- _Work order_
Each line that includes the word "name" should be copied from the records.

- _Given information_
= = = = =

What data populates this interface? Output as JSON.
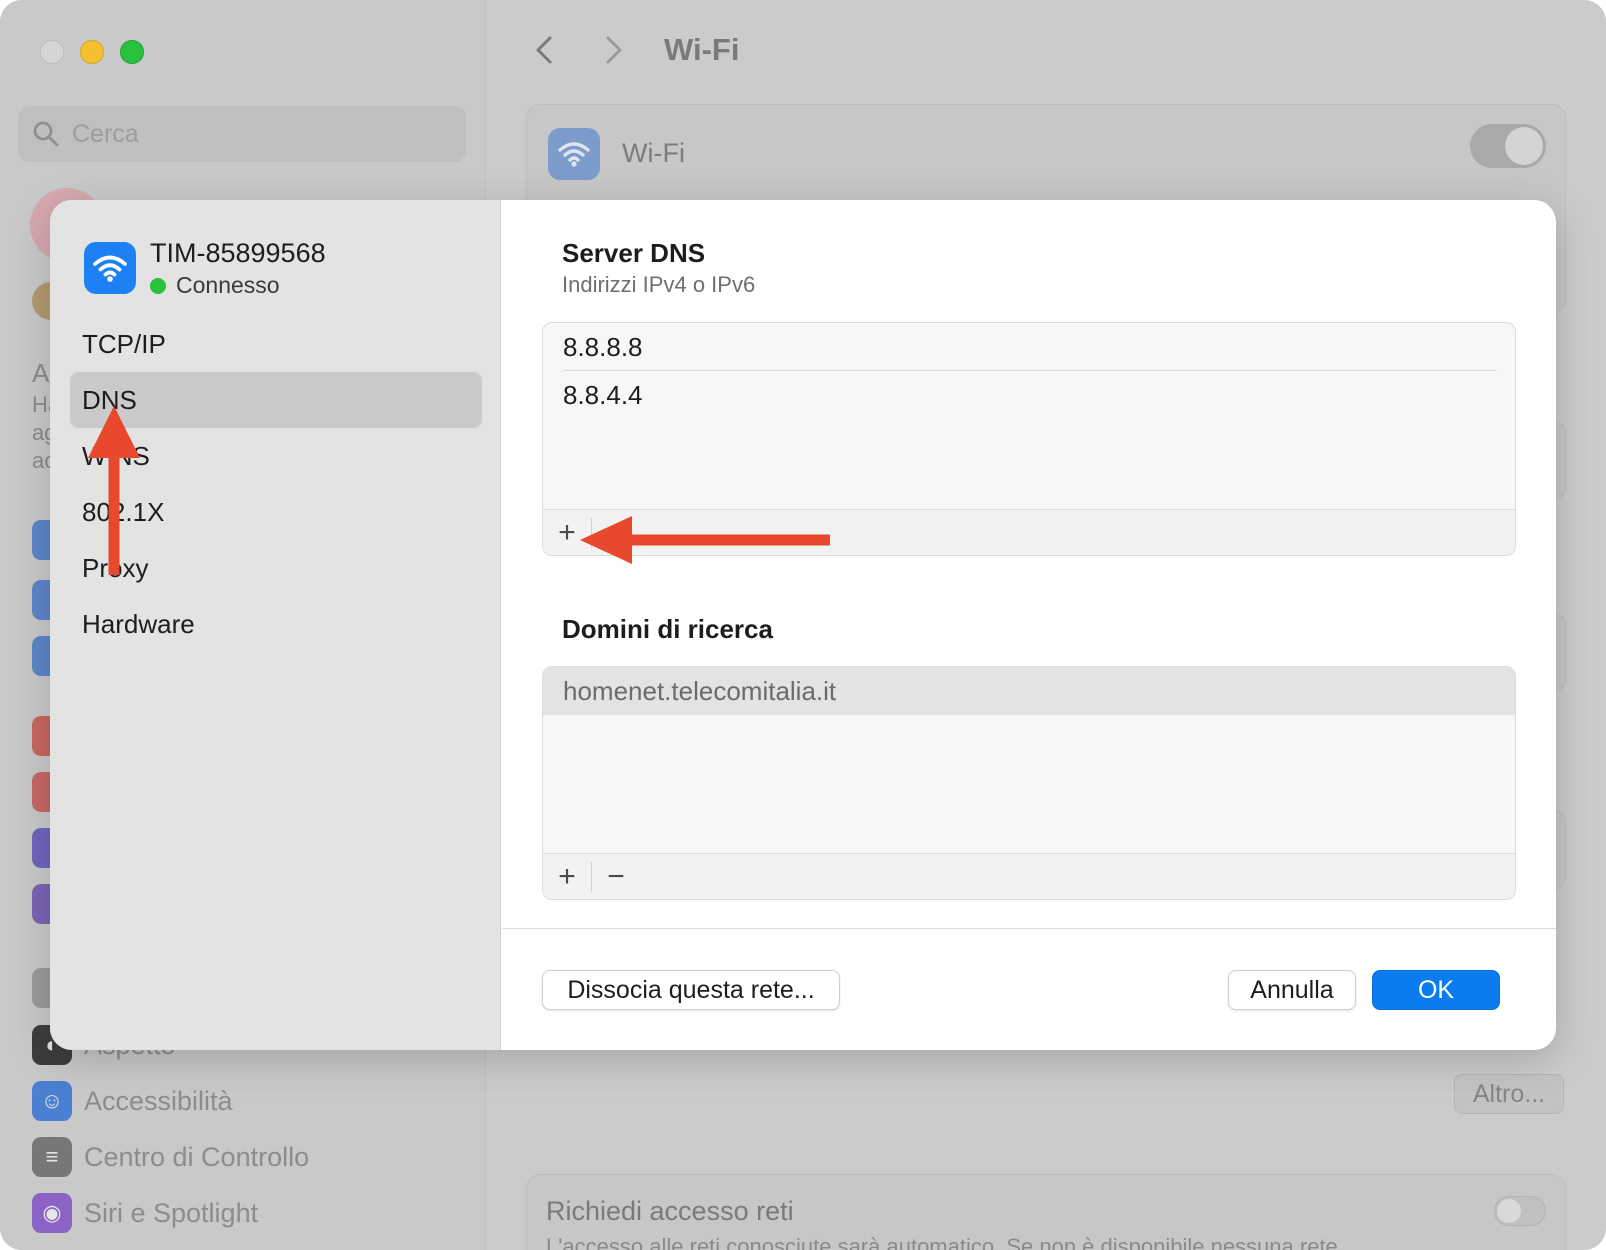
{
  "window": {
    "title": "Wi-Fi",
    "search_placeholder": "Cerca"
  },
  "background_sidebar": {
    "visible_fragment_1": "A",
    "visible_fragment_2": "Ha",
    "visible_fragment_3": "ag",
    "visible_fragment_4": "ac",
    "items": [
      {
        "label": "Aspetto",
        "icon": "appearance-icon",
        "color": "#3d3d3d"
      },
      {
        "label": "Accessibilità",
        "icon": "accessibility-icon",
        "color": "#3b77d6"
      },
      {
        "label": "Centro di Controllo",
        "icon": "control-center-icon",
        "color": "#6d6d6d"
      },
      {
        "label": "Siri e Spotlight",
        "icon": "siri-icon",
        "color": "#7b4fb8"
      }
    ]
  },
  "background_main": {
    "wifi_label": "Wi-Fi",
    "altro_button": "Altro...",
    "request_title": "Richiedi accesso reti",
    "request_subtitle": "L'accesso alle reti conosciute sarà automatico. Se non è disponibile nessuna rete"
  },
  "sheet": {
    "network": {
      "name": "TIM-85899568",
      "status": "Connesso",
      "status_color": "#29c23f"
    },
    "menu": [
      {
        "label": "TCP/IP",
        "active": false
      },
      {
        "label": "DNS",
        "active": true
      },
      {
        "label": "WINS",
        "active": false
      },
      {
        "label": "802.1X",
        "active": false
      },
      {
        "label": "Proxy",
        "active": false
      },
      {
        "label": "Hardware",
        "active": false
      }
    ],
    "dns": {
      "title": "Server DNS",
      "subtitle": "Indirizzi IPv4 o IPv6",
      "servers": [
        "8.8.8.8",
        "8.8.4.4"
      ],
      "add_label": "+"
    },
    "search_domains": {
      "title": "Domini di ricerca",
      "entries": [
        "homenet.telecomitalia.it"
      ],
      "add_label": "+",
      "remove_label": "−"
    },
    "buttons": {
      "forget": "Dissocia questa rete...",
      "cancel": "Annulla",
      "ok": "OK"
    },
    "accent_color": "#0a7cf0"
  },
  "annotations": {
    "arrow_color": "#e8492c"
  }
}
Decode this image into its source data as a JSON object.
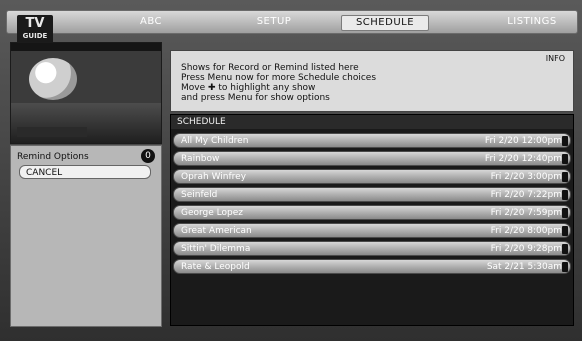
{
  "app": {
    "logo": {
      "main": "TV",
      "sub": "GUIDE"
    }
  },
  "topbar": {
    "search_label": "ABC",
    "setup_label": "SETUP",
    "schedule_label": "SCHEDULE",
    "listings_label": "LISTINGS"
  },
  "panel": {
    "info_label": "INFO",
    "info_lines": [
      "Shows for Record or Remind listed here",
      "Press Menu now for more Schedule choices",
      "Move ✚ to highlight any show",
      "and press Menu for show options"
    ]
  },
  "reminders": {
    "header": "Remind Options",
    "badge": "0",
    "cancel_label": "CANCEL"
  },
  "schedule": {
    "header": "SCHEDULE",
    "rows": [
      {
        "title": "All My Children",
        "time": "Fri  2/20  12:00pm"
      },
      {
        "title": "Rainbow",
        "time": "Fri  2/20  12:40pm"
      },
      {
        "title": "Oprah Winfrey",
        "time": "Fri  2/20  3:00pm"
      },
      {
        "title": "Seinfeld",
        "time": "Fri  2/20  7:22pm"
      },
      {
        "title": "George Lopez",
        "time": "Fri  2/20  7:59pm"
      },
      {
        "title": "Great American",
        "time": "Fri  2/20  8:00pm"
      },
      {
        "title": "Sittin' Dilemma",
        "time": "Fri  2/20  9:28pm"
      },
      {
        "title": "Rate & Leopold",
        "time": "Sat  2/21  5:30am"
      }
    ]
  }
}
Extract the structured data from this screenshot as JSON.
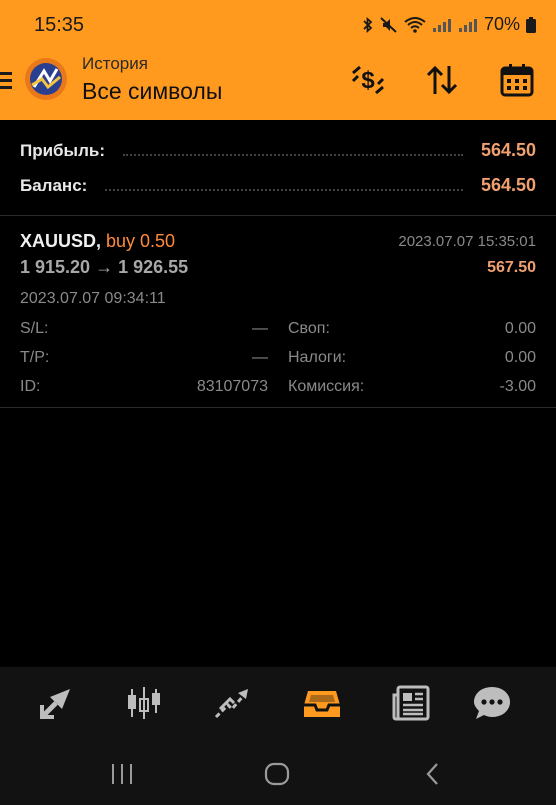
{
  "status_bar": {
    "time": "15:35",
    "battery": "70%"
  },
  "header": {
    "subtitle": "История",
    "title": "Все символы",
    "accent_color": "#ff9a1f",
    "icons": [
      "menu-icon",
      "app-logo",
      "currency-exchange-icon",
      "sort-icon",
      "calendar-icon"
    ]
  },
  "summary": {
    "profit_label": "Прибыль:",
    "profit_value": "564.50",
    "balance_label": "Баланс:",
    "balance_value": "564.50",
    "value_color": "#f0a070"
  },
  "deal": {
    "symbol": "XAUUSD,",
    "side": "buy 0.50",
    "close_time": "2023.07.07 15:35:01",
    "prices": "1 915.20 → 1 926.55",
    "profit": "567.50",
    "open_time": "2023.07.07 09:34:11",
    "rows": [
      {
        "label1": "S/L:",
        "value1": "—",
        "label2": "Своп:",
        "value2": "0.00"
      },
      {
        "label1": "T/P:",
        "value1": "—",
        "label2": "Налоги:",
        "value2": "0.00"
      },
      {
        "label1": "ID:",
        "value1": "83107073",
        "label2": "Комиссия:",
        "value2": "-3.00"
      }
    ]
  },
  "tabs": [
    {
      "name": "quotes-icon",
      "active": false
    },
    {
      "name": "chart-candles-icon",
      "active": false
    },
    {
      "name": "trade-icon",
      "active": false
    },
    {
      "name": "history-icon",
      "active": true
    },
    {
      "name": "news-icon",
      "active": false
    },
    {
      "name": "messages-icon",
      "active": false
    }
  ],
  "nav": [
    "recent-apps-icon",
    "home-icon",
    "back-icon"
  ]
}
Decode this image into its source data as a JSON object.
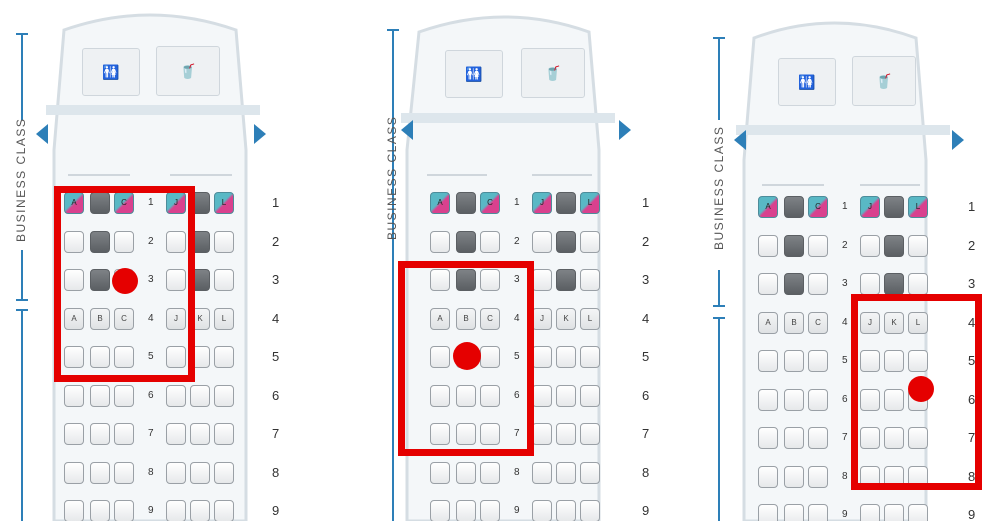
{
  "cabin_label": "BUSINESS CLASS",
  "facilities": {
    "lavatory_icon": "lavatory-icon",
    "drink_icon": "drink-icon"
  },
  "lavatory_glyph": "🚻",
  "drink_glyph": "🥤",
  "rows": [
    "1",
    "2",
    "3",
    "4",
    "5",
    "6",
    "7",
    "8",
    "9"
  ],
  "row1_letters": [
    "A",
    "",
    "C",
    "J",
    "",
    "L"
  ],
  "row4_letters": [
    "A",
    "B",
    "C",
    "J",
    "K",
    "L"
  ],
  "colors": {
    "highlight": "#e50000",
    "premium_teal": "#59b8c5",
    "premium_pink": "#d9418e",
    "occupied": "#6b6f73",
    "arrow": "#2d7fb8"
  },
  "panels": [
    {
      "name": "panel-left",
      "highlight_rows": [
        "1",
        "5"
      ],
      "selected_row": "3",
      "selected_seat": "C"
    },
    {
      "name": "panel-middle",
      "highlight_rows": [
        "3",
        "7"
      ],
      "selected_row": "5",
      "selected_seat": "B"
    },
    {
      "name": "panel-right",
      "highlight_rows": [
        "4",
        "8"
      ],
      "selected_row": "6",
      "selected_seat": "K"
    }
  ]
}
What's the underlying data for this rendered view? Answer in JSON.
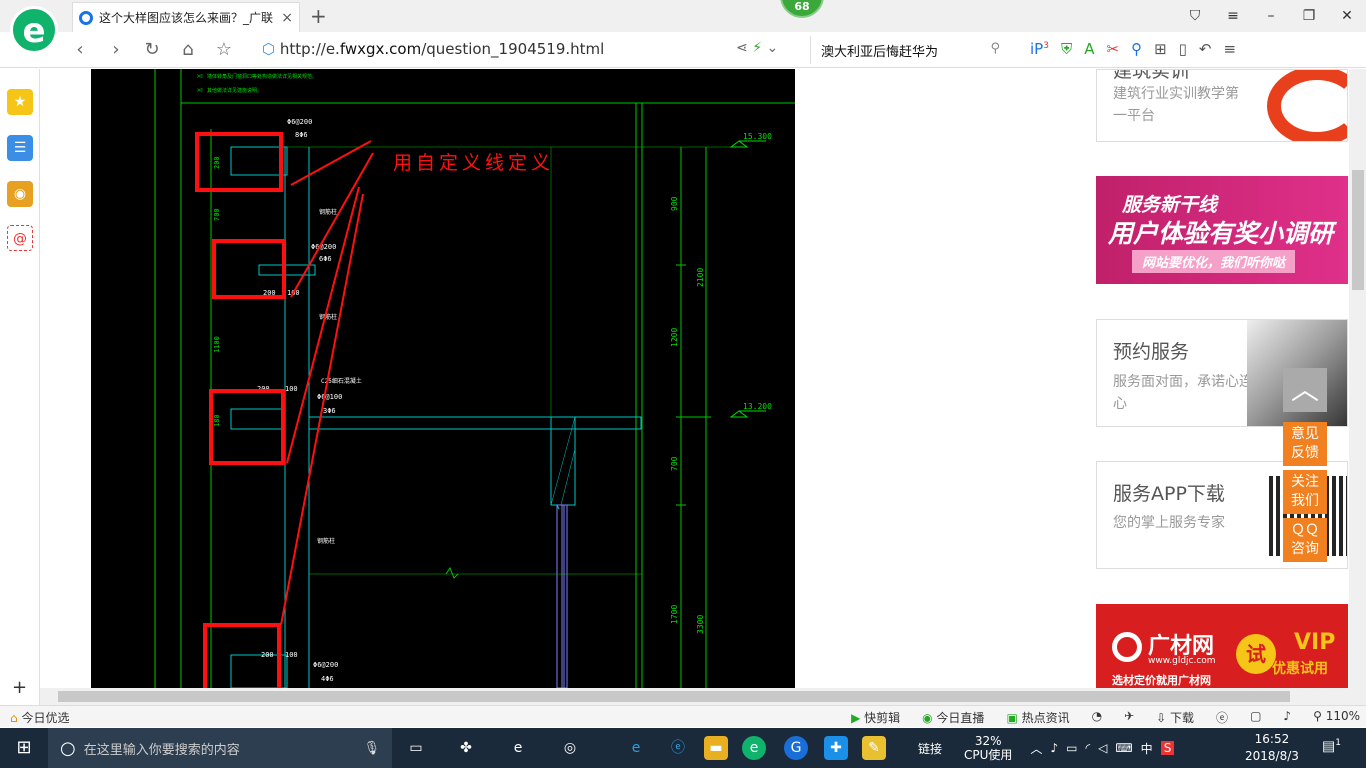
{
  "browser": {
    "logo_letter": "e",
    "tab_title": "这个大样图应该怎么来画？_广联",
    "tab_close": "×",
    "new_tab": "+",
    "badge_count": "68",
    "url_prefix": "http://e.",
    "url_domain": "fwxgx.com",
    "url_path": "/question_1904519.html",
    "search_text": "澳大利亚后悔赶华为",
    "ext_badge": "3",
    "zoom": "110%"
  },
  "cad": {
    "annotation": "用自定义线定义",
    "top_notes": [
      "※ 墙体转角及门窗洞口等处构造做法详见相关规范。",
      "※ 其他做法详见建施说明。"
    ],
    "elevations": [
      "15.300",
      "13.200"
    ],
    "right_dims": [
      "900",
      "2100",
      "1200",
      "700",
      "1700",
      "3300"
    ],
    "left_dims": [
      "200",
      "700",
      "1100",
      "180"
    ],
    "labels": {
      "a": "Φ6@200",
      "b": "8Φ6",
      "c": "钢筋柱",
      "d": "Φ6@200",
      "e": "6Φ6",
      "f": "200",
      "g": "100",
      "h": "钢筋柱",
      "i": "C25细石混凝土",
      "j": "200",
      "k": "100",
      "l": "Φ6@100",
      "m": "3Φ6",
      "n": "钢筋柱",
      "o": "200",
      "p": "100",
      "q": "Φ6@200",
      "r": "4Φ6"
    }
  },
  "right_panel": {
    "card1": {
      "title": "建筑实训",
      "sub": "建筑行业实训教学第一平台"
    },
    "banner1": {
      "line1": "服务新干线",
      "line2": "用户体验有奖小调研",
      "line3": "网站要优化，我们听你哒"
    },
    "card2": {
      "title": "预约服务",
      "sub": "服务面对面，承诺心连心"
    },
    "card3": {
      "title": "服务APP下载",
      "sub": "您的掌上服务专家"
    },
    "banner2": {
      "brand": "广材网",
      "url": "www.gldjc.com",
      "try": "试",
      "vip": "VIP",
      "vip_sub": "优惠试用",
      "slogan": "选材定价就用广材网"
    }
  },
  "float_buttons": [
    "意见反馈",
    "关注我们",
    "ＱＱ咨询"
  ],
  "statusbar": {
    "left": "今日优选",
    "items": [
      "快剪辑",
      "今日直播",
      "热点资讯",
      "下载",
      "110%"
    ]
  },
  "taskbar": {
    "search_placeholder": "在这里输入你要搜索的内容",
    "tray_link": "链接",
    "cpu_value": "32%",
    "cpu_label": "CPU使用",
    "ime": "中",
    "time": "16:52",
    "date": "2018/8/3",
    "notif_count": "1"
  },
  "colors": {
    "cad_bg": "#000000",
    "cad_cyan": "#00c8c8",
    "cad_green": "#00e000",
    "cad_red": "#ff1010",
    "accent_orange": "#f08020",
    "browser_green": "#10b36b"
  }
}
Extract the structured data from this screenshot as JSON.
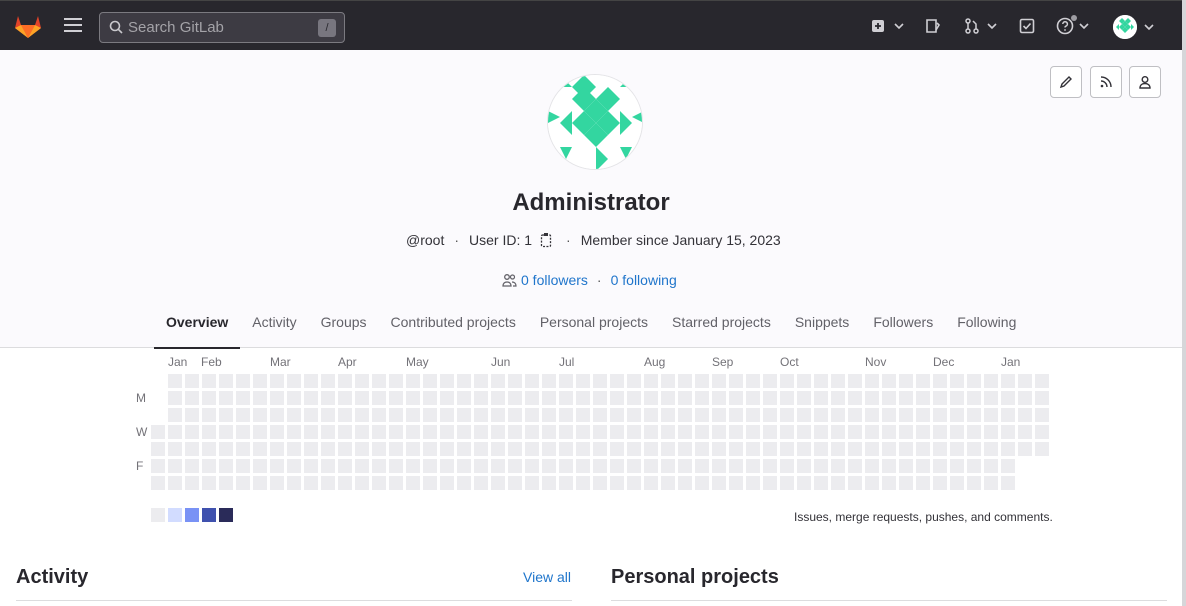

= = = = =

- _Result for this task_
      "name": "TIM-85899568",
      "name": "quotes-icon",
      "name": "chart-candles-icon",
      "name": "trade-icon",
      "name": "history-icon",
      "name": "news-icon",
      "name": "messages-icon",
      "name": "panel-left",
      "name": "panel-middle",
      "name": "panel-right",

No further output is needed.